Escola Nacional de Saúde Pública Sergio Arouca, Fundação Oswaldo Cruz, Rio de Janeiro, Brasil. firstname.lastname@example.org

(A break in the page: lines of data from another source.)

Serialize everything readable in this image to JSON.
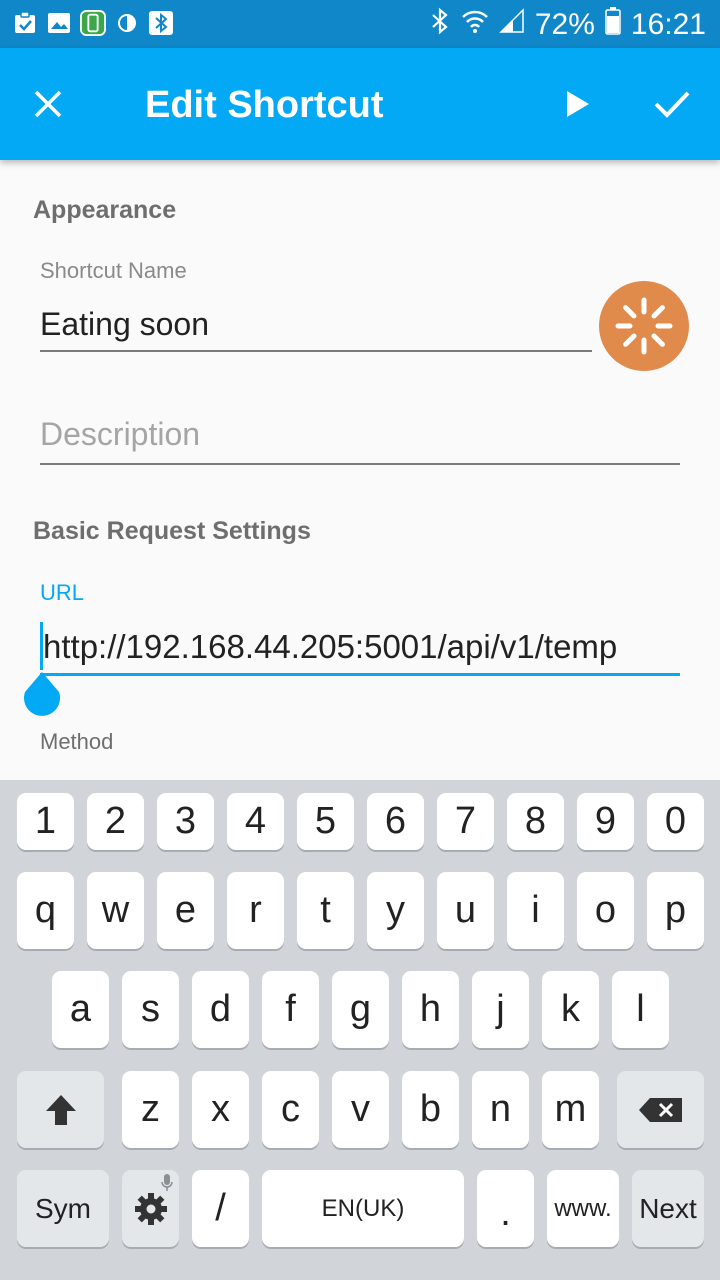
{
  "status_bar": {
    "battery": "72%",
    "time": "16:21"
  },
  "app_bar": {
    "title": "Edit Shortcut"
  },
  "appearance": {
    "header": "Appearance",
    "name_label": "Shortcut Name",
    "name_value": "Eating soon",
    "description_placeholder": "Description"
  },
  "basic": {
    "header": "Basic Request Settings",
    "url_label": "URL",
    "url_value": "http://192.168.44.205:5001/api/v1/temp",
    "method_label": "Method"
  },
  "colors": {
    "status_bar": "#0f87c9",
    "app_bar": "#03a9f4",
    "accent": "#03a9f4",
    "icon_bg": "#e08a4b"
  },
  "keyboard": {
    "row_numbers": [
      "1",
      "2",
      "3",
      "4",
      "5",
      "6",
      "7",
      "8",
      "9",
      "0"
    ],
    "row_top": [
      "q",
      "w",
      "e",
      "r",
      "t",
      "y",
      "u",
      "i",
      "o",
      "p"
    ],
    "row_mid": [
      "a",
      "s",
      "d",
      "f",
      "g",
      "h",
      "j",
      "k",
      "l"
    ],
    "row_bottom": [
      "z",
      "x",
      "c",
      "v",
      "b",
      "n",
      "m"
    ],
    "sym": "Sym",
    "slash": "/",
    "space": "EN(UK)",
    "period": ".",
    "www": "www.",
    "next": "Next"
  }
}
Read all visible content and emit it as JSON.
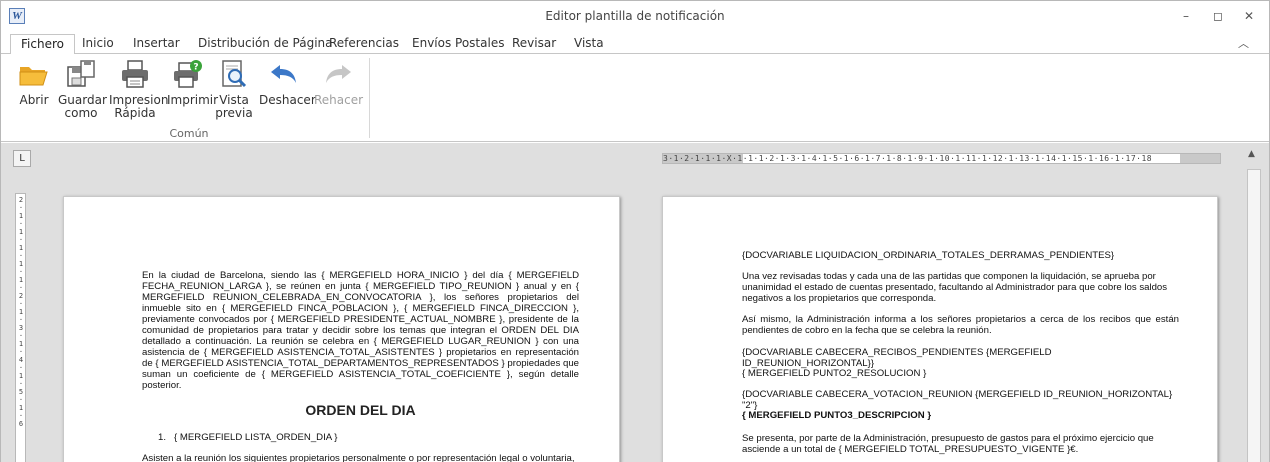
{
  "window": {
    "title": "Editor plantilla de notificación",
    "app_icon": "W"
  },
  "window_controls": {
    "minimize": "–",
    "maximize": "◻",
    "close": "✕"
  },
  "tabs": [
    "Fichero",
    "Inicio",
    "Insertar",
    "Distribución de Página",
    "Referencias",
    "Envíos Postales",
    "Revisar",
    "Vista"
  ],
  "collapse_glyph": "︿",
  "ribbon": {
    "buttons": [
      {
        "line1": "Abrir",
        "line2": "",
        "icon": "folder-open-icon"
      },
      {
        "line1": "Guardar",
        "line2": "como",
        "icon": "save-as-icon"
      },
      {
        "line1": "Impresion",
        "line2": "Rápida",
        "icon": "quick-print-icon"
      },
      {
        "line1": "Imprimir",
        "line2": "",
        "icon": "print-icon"
      },
      {
        "line1": "Vista",
        "line2": "previa",
        "icon": "print-preview-icon"
      },
      {
        "line1": "Deshacer",
        "line2": "",
        "icon": "undo-icon"
      },
      {
        "line1": "Rehacer",
        "line2": "",
        "icon": "redo-icon"
      }
    ],
    "group_label": "Común"
  },
  "ruler": {
    "corner": "L",
    "horizontal": "3·1·2·1·1·1·X·1·1·1·2·1·3·1·4·1·5·1·6·1·7·1·8·1·9·1·10·1·11·1·12·1·13·1·14·1·15·1·16·1·17·18",
    "vertical": "2·1·1·1·1·1·2·1·3·1·4·1·5·1·6"
  },
  "page1": {
    "paragraph1": "En la ciudad de Barcelona, siendo las { MERGEFIELD HORA_INICIO } del día { MERGEFIELD FECHA_REUNION_LARGA }, se reúnen en junta { MERGEFIELD TIPO_REUNION } anual y en { MERGEFIELD REUNION_CELEBRADA_EN_CONVOCATORIA }, los señores propietarios del inmueble sito en { MERGEFIELD FINCA_POBLACION }, { MERGEFIELD FINCA_DIRECCION }, previamente convocados por { MERGEFIELD PRESIDENTE_ACTUAL_NOMBRE }, presidente de la comunidad de propietarios para tratar y decidir sobre los temas que integran el ORDEN DEL DIA detallado a continuación. La reunión se celebra en { MERGEFIELD LUGAR_REUNION } con una asistencia de { MERGEFIELD ASISTENCIA_TOTAL_ASISTENTES } propietarios en representación de { MERGEFIELD ASISTENCIA_TOTAL_DEPARTAMENTOS_REPRESENTADOS } propiedades que suman un coeficiente de { MERGEFIELD ASISTENCIA_TOTAL_COEFICIENTE }, según detalle posterior.",
    "heading": "ORDEN DEL DIA",
    "list_number": "1.",
    "list_item": "{ MERGEFIELD LISTA_ORDEN_DIA }",
    "paragraph2": "Asisten a la reunión los siguientes propietarios personalmente o por representación legal o voluntaria,"
  },
  "page2": {
    "line1": "{DOCVARIABLE LIQUIDACION_ORDINARIA_TOTALES_DERRAMAS_PENDIENTES}",
    "para1": "Una vez revisadas todas y cada una de las partidas que componen la liquidación, se aprueba por unanimidad el estado de cuentas presentado, facultando al Administrador para que cobre los saldos negativos a los propietarios que corresponda.",
    "para2": "Así mismo, la Administración informa a los señores propietarios a cerca de los recibos que están pendientes de cobro en la fecha que se celebra la reunión.",
    "line2": "{DOCVARIABLE CABECERA_RECIBOS_PENDIENTES {MERGEFIELD ID_REUNION_HORIZONTAL}}",
    "line3": "{ MERGEFIELD PUNTO2_RESOLUCION }",
    "line4": "{DOCVARIABLE CABECERA_VOTACION_REUNION {MERGEFIELD ID_REUNION_HORIZONTAL} \"2\"}",
    "line5": "{ MERGEFIELD PUNTO3_DESCRIPCION }",
    "para3": "Se presenta, por parte de la Administración, presupuesto de gastos para el próximo ejercicio que asciende a un total de { MERGEFIELD TOTAL_PRESUPUESTO_VIGENTE }€."
  }
}
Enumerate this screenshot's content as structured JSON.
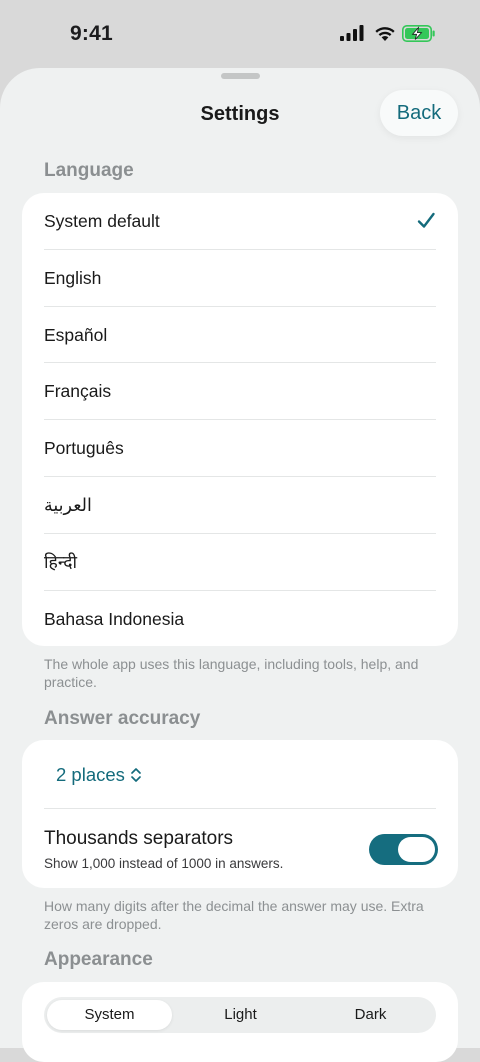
{
  "status_bar": {
    "time": "9:41"
  },
  "nav": {
    "title": "Settings",
    "back_label": "Back"
  },
  "language": {
    "section_title": "Language",
    "selected": "System default",
    "options": [
      "System default",
      "English",
      "Español",
      "Français",
      "Português",
      "العربية",
      "हिन्दी",
      "Bahasa Indonesia"
    ],
    "footnote": "The whole app uses this language, including tools, help, and practice."
  },
  "accuracy": {
    "section_title": "Answer accuracy",
    "places_value": "2 places",
    "separators_title": "Thousands separators",
    "separators_subtitle": "Show 1,000 instead of 1000 in answers.",
    "separators_enabled": true,
    "footnote": "How many digits after the decimal the answer may use. Extra zeros are dropped."
  },
  "appearance": {
    "section_title": "Appearance",
    "options": [
      "System",
      "Light",
      "Dark"
    ],
    "selected": "System"
  },
  "colors": {
    "accent": "#146b7c",
    "toggle_on": "#156d7f",
    "battery": "#34c759"
  }
}
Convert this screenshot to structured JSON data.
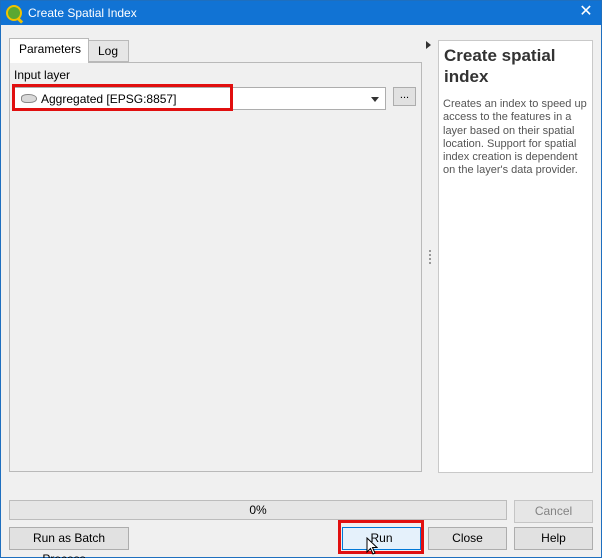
{
  "window": {
    "title": "Create Spatial Index"
  },
  "tabs": [
    {
      "label": "Parameters",
      "active": true
    },
    {
      "label": "Log",
      "active": false
    }
  ],
  "parameters": {
    "input_layer_label": "Input layer",
    "input_layer_value": "Aggregated [EPSG:8857]",
    "browse_label": "..."
  },
  "help": {
    "title": "Create spatial index",
    "description": "Creates an index to speed up access to the features in a layer based on their spatial location. Support for spatial index creation is dependent on the layer's data provider."
  },
  "progress": {
    "text": "0%",
    "value": 0
  },
  "buttons": {
    "cancel": "Cancel",
    "batch": "Run as Batch Process...",
    "run": "Run",
    "close": "Close",
    "help": "Help"
  },
  "colors": {
    "titlebar": "#1173d4",
    "highlight": "#e10f0f"
  }
}
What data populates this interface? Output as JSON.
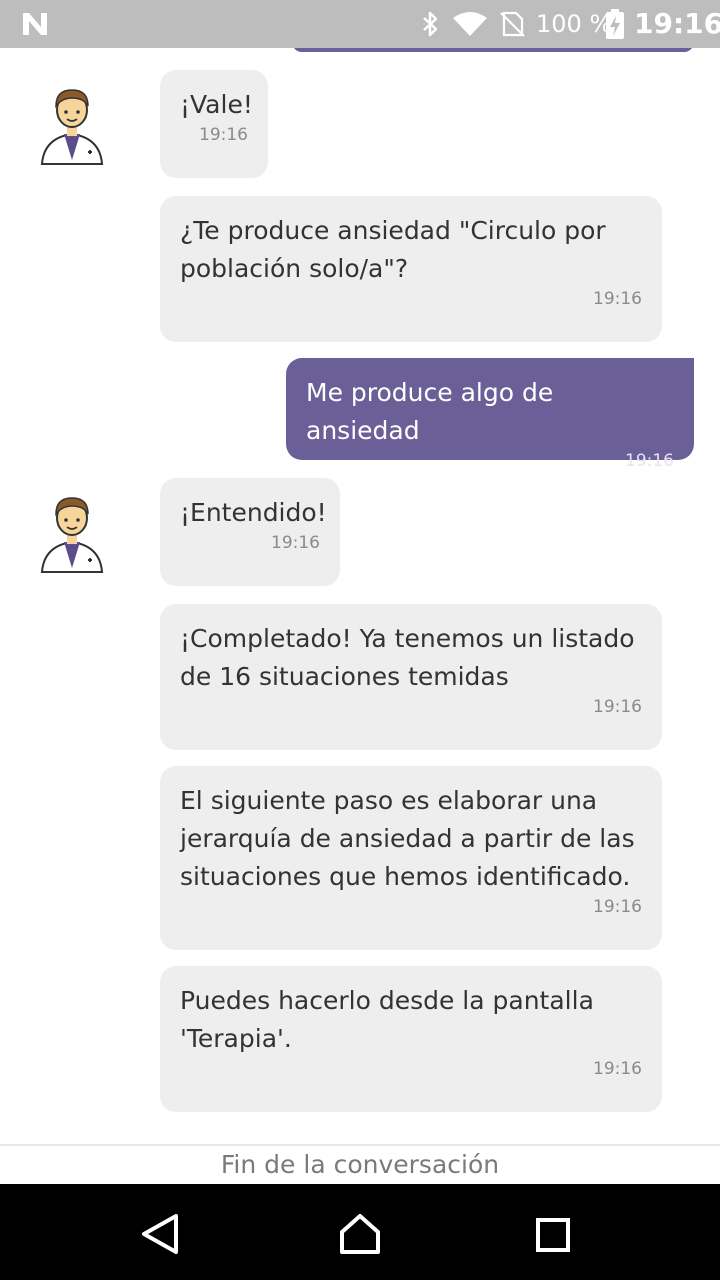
{
  "status_bar": {
    "battery_percent": "100 %",
    "time": "19:16",
    "icons": [
      "notification-n-icon",
      "bluetooth-icon",
      "wifi-icon",
      "no-sim-icon",
      "battery-charging-icon"
    ]
  },
  "chat": {
    "messages": [
      {
        "sender": "bot",
        "text": "¡Vale!",
        "time": "19:16"
      },
      {
        "sender": "bot",
        "text": "¿Te produce ansiedad \"Circulo por\npoblación solo/a\"?",
        "time": "19:16"
      },
      {
        "sender": "user",
        "text": "Me produce algo de ansiedad",
        "time": "19:16"
      },
      {
        "sender": "bot",
        "text": "¡Entendido!",
        "time": "19:16"
      },
      {
        "sender": "bot",
        "text": "¡Completado! Ya tenemos un listado\nde 16 situaciones temidas",
        "time": "19:16"
      },
      {
        "sender": "bot",
        "text": "El siguiente paso es elaborar una\njerarquía de ansiedad a partir de las\nsituaciones que hemos identificado.",
        "time": "19:16"
      },
      {
        "sender": "bot",
        "text": "Puedes hacerlo desde la pantalla\n'Terapia'.",
        "time": "19:16"
      }
    ]
  },
  "footer": {
    "end_label": "Fin de la conversación"
  },
  "colors": {
    "user_bubble": "#6b5f98",
    "bot_bubble": "#eeeeee",
    "status_bar": "#bdbdbd"
  }
}
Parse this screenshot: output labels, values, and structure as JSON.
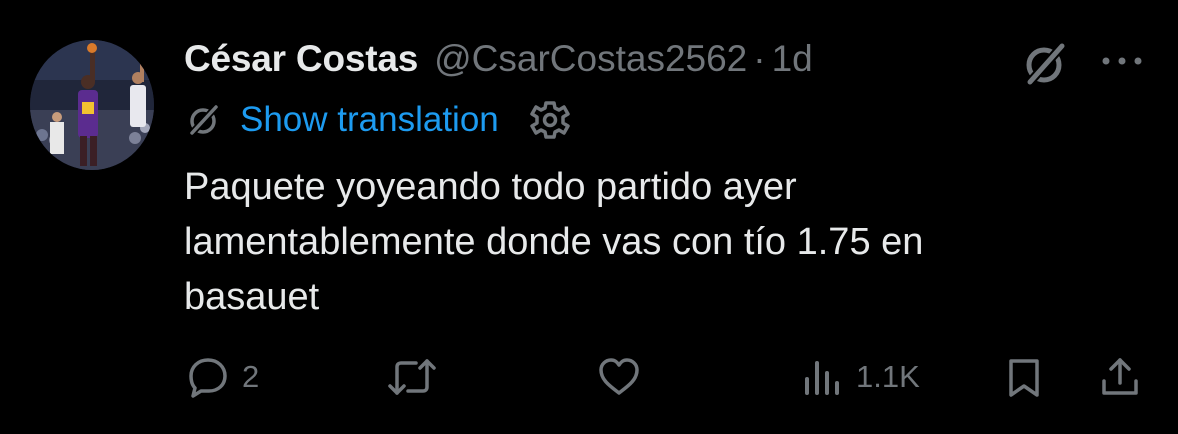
{
  "tweet": {
    "author_name": "César Costas",
    "author_handle": "@CsarCostas2562",
    "separator": "·",
    "time": "1d",
    "show_translation": "Show translation",
    "text": "Paquete yoyeando todo partido ayer\nlamentablemente donde vas con tío 1.75 en\nbasauet"
  },
  "actions": {
    "reply_count": "2",
    "views_count": "1.1K"
  },
  "icons": {
    "grok": "grok-icon",
    "more": "more-icon",
    "settings": "settings-icon",
    "reply": "reply-icon",
    "retweet": "retweet-icon",
    "like": "like-icon",
    "views": "views-icon",
    "bookmark": "bookmark-icon",
    "share": "share-icon"
  },
  "colors": {
    "background": "#000000",
    "text_primary": "#e7e9ea",
    "text_secondary": "#71767b",
    "link": "#1d9bf0"
  }
}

During the past 30 years, prevalence of overweight (body mass index BMI > 25kg/m2) and obesity (BMI > 30kg/m2) has dramatically risen worldwide. Since excess of weight contributes to the development and worsening of chronic illnesses such as type-2 diabetes, hypertension, cardiovascular diseases, stroke, depression, several types of cancer and other conditions, the prevention and effective treatment of obesity are expected to have a significant impact on morbidity, mortality, quality of life and cost of health care. The treatment of obesity is intended to prevent or attenuate morbidities associated with excess of weight, and not only to reduce weight or to achieve the patients ideal body weight. Dieting and physical exercise are first-choice therapeutic options for obesity. It is generally agreed that pharmacological therapies, always alongside dieting and exercise, should be reserved for obese patients who had failed to respond to behavioral approaches alone. Nonetheless, pharmacological treatment of obesity has yielded disappointing results so far. A number of anti-obesity drugs (amphetamine-like agents, fenfluramine-derivatives, rimonabant, and others) were withdrawn from the market due to a clearly unfavorable risk to benefit ratio. Moreover, long-term effectiveness of appetite suppressants is at best questionable. Although causing weight loss during the first weeks of treatment, body weight reduction attributable to these medications (i.e., the weight loss in excess of that achieved with diet and exercise alone) is in general modest, and a partial regain of weight occurs when anorexic drugs are used for periods longer than one year. In almost all cases, weight loss achieved with appetite suppressants is totally regained when drug therapy is discontinued. Since obesity is a chronic condition, and body weight is regained upon drug discontinuation, patients are expected to take these medicines for years, or even for the rest of their lives. It is believed that even modest weight losses (5-10%) achieved with diets and exercises ameliorate obesity co-morbidities. Modest weight losses obtained by means of appetite suppressants, however, do not necessarily translate into long-term health benefits, i.e., into reduction of morbidity and mortality associated with overweight. The lack of long-term health benefits of an anorexic drug was recently revealed by a post-marketing 5-year clinical study (SCOUT Sibutramine Cardiovascular Outcomes Trial) involving 10,744 obese patients with preexisting cardiovascular disease, type-2 diabetes or both. The SCOUT study showed that sibutramine increased risks of cardiovascular diseases (heart attack and strokes) instead of reducing them as expected. So far no controlled and randomized clinical study, with a sufficiently large number of patients, has demonstrated that other anorexic drugs produce long-term health benefits. After 13 years in the market, sibutramine was banned in the USA, Europe and most countries, where Orlistat, an inhibitor of pancreatic lipase that reduces fat absorption in the intestines, remains the only drug that has been approved for the long-term treatment of obesity. If large clinical trials on long-term safety and efficacy (i.e., prevention and reduction of overweight co-morbidities) are not undertaken prior to marketing, new ineffective anti-obesity drugs are likely to enter and stay in the market for a long time.